## WORK REQUIRED
Whenever "lettuce" occurs in a line of the material, list that line.

## INFORMATION PROVIDED
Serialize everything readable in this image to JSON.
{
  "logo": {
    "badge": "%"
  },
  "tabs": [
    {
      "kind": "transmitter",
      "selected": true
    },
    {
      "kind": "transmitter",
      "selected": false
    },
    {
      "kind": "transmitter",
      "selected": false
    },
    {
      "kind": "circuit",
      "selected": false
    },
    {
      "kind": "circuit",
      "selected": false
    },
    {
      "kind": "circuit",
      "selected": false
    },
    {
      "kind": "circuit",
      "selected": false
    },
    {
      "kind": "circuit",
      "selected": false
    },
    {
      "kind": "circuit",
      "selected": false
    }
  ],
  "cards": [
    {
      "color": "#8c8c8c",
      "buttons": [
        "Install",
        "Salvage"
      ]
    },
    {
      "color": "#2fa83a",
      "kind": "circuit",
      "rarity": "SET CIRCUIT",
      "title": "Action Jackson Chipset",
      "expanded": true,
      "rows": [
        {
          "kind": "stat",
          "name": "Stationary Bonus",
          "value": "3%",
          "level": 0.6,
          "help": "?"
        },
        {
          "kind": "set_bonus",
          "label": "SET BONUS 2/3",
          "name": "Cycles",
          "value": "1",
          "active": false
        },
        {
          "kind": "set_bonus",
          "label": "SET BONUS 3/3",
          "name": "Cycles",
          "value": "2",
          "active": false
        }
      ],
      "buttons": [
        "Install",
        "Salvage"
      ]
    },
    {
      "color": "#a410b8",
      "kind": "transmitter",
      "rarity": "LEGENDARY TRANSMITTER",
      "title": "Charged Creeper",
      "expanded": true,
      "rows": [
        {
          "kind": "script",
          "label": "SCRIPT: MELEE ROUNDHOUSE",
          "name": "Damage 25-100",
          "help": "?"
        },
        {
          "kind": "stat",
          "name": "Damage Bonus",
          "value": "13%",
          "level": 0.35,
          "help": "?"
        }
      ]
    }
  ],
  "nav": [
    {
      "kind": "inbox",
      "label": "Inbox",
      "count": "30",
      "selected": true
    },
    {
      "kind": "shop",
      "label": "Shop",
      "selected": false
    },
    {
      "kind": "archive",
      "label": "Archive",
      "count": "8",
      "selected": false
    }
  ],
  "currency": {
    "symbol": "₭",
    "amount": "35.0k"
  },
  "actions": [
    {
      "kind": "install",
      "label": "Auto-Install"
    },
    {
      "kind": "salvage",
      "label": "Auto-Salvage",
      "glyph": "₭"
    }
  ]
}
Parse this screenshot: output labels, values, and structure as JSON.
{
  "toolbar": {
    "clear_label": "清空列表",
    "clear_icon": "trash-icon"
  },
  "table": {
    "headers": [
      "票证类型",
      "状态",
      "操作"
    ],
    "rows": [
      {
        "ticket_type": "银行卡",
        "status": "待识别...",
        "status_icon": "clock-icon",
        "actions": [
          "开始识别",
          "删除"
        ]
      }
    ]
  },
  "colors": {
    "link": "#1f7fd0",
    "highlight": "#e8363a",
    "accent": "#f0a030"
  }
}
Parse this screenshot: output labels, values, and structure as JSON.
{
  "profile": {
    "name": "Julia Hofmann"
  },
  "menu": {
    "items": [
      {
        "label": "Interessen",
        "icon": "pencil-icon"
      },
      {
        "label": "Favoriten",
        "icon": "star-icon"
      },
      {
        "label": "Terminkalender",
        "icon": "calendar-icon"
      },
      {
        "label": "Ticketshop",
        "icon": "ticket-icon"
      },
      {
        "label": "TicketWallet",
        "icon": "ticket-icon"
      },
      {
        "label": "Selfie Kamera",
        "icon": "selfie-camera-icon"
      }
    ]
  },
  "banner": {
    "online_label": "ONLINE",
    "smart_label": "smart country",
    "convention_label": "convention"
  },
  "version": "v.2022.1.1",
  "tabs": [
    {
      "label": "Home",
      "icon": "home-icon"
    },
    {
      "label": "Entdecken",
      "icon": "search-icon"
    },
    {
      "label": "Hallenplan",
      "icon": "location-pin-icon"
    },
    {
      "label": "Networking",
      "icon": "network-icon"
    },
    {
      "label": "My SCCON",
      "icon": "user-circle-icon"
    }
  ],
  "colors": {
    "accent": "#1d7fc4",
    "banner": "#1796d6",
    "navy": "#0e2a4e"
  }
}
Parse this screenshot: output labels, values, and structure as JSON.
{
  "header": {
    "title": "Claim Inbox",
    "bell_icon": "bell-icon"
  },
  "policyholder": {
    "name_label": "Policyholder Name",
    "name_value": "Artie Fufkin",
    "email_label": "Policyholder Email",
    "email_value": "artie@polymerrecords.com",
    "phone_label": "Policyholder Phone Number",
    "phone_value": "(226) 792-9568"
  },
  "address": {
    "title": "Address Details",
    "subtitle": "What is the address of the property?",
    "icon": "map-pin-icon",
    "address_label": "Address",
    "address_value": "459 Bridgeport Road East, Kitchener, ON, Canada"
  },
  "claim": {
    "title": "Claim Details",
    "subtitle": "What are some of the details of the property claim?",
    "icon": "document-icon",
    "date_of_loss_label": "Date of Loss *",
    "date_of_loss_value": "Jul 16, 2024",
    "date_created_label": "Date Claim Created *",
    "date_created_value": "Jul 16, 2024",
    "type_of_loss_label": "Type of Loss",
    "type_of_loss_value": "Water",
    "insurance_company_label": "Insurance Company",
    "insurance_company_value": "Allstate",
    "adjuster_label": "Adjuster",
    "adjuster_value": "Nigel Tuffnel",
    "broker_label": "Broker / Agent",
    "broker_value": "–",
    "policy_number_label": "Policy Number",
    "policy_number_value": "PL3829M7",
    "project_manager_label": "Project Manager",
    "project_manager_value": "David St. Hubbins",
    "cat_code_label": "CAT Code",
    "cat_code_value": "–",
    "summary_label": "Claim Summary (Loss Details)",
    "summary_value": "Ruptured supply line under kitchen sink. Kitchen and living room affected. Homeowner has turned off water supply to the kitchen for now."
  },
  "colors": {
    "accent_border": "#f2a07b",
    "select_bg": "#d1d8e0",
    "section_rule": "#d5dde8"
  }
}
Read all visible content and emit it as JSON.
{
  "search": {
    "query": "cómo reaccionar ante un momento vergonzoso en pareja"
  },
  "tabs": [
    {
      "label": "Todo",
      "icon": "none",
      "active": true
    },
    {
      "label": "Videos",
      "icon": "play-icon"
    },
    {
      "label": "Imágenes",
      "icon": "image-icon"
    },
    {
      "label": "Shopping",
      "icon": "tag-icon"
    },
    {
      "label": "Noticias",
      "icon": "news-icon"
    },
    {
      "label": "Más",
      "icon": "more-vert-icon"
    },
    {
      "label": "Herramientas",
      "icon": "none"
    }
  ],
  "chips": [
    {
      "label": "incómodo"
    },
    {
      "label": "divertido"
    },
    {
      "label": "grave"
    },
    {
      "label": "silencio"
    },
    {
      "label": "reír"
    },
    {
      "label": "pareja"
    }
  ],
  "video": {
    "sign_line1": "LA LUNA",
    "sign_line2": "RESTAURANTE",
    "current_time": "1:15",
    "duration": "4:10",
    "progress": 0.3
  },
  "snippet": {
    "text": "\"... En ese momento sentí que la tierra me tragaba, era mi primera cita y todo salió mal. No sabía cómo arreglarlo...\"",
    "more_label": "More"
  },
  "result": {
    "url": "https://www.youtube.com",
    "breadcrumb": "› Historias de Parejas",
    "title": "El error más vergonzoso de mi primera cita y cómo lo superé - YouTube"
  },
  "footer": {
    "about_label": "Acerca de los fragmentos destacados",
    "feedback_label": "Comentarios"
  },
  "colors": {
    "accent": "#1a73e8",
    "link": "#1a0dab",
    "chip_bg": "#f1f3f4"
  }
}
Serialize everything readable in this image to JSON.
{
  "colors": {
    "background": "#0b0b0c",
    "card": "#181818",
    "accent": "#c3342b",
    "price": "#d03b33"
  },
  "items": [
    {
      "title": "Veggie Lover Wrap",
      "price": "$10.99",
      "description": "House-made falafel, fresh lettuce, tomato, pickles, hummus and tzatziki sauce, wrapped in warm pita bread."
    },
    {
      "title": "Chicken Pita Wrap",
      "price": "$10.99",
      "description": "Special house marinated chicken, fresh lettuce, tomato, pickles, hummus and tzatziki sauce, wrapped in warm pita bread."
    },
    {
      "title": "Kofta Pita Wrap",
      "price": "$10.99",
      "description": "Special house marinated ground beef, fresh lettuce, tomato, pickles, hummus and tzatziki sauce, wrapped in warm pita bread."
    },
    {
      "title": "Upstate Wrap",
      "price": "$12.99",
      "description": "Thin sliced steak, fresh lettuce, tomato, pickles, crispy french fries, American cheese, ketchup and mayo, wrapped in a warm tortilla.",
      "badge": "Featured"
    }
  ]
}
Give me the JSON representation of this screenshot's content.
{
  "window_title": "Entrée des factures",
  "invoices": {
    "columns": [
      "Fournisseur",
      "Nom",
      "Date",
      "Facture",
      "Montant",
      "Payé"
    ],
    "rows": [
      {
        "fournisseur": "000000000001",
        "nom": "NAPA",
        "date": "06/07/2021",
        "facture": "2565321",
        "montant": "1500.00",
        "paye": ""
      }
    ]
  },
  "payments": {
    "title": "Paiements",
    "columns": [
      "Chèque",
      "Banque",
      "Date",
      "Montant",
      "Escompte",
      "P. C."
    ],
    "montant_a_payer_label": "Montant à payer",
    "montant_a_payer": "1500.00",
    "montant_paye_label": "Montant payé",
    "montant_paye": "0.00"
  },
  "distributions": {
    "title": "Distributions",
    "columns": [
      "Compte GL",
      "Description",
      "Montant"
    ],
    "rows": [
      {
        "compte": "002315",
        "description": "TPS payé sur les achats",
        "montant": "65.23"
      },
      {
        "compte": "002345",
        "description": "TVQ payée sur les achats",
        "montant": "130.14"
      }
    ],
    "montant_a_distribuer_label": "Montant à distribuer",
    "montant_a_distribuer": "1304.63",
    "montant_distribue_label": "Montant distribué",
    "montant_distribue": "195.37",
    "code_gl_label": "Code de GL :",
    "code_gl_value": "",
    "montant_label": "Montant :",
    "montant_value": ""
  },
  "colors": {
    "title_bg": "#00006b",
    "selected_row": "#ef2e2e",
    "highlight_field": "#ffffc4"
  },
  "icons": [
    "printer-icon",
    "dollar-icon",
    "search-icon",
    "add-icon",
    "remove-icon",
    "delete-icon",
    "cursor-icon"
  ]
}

## RESPONSE TO THIS EXERCISE
      "description": "House-made falafel, fresh lettuce, tomato, pickles, hummus and tzatziki sauce, wrapped in warm pita bread."
      "description": "Special house marinated chicken, fresh lettuce, tomato, pickles, hummus and tzatziki sauce, wrapped in warm pita bread."
      "description": "Special house marinated ground beef, fresh lettuce, tomato, pickles, hummus and tzatziki sauce, wrapped in warm pita bread."
      "description": "Thin sliced steak, fresh lettuce, tomato, pickles, crispy french fries, American cheese, ketchup and mayo, wrapped in a warm tortilla.",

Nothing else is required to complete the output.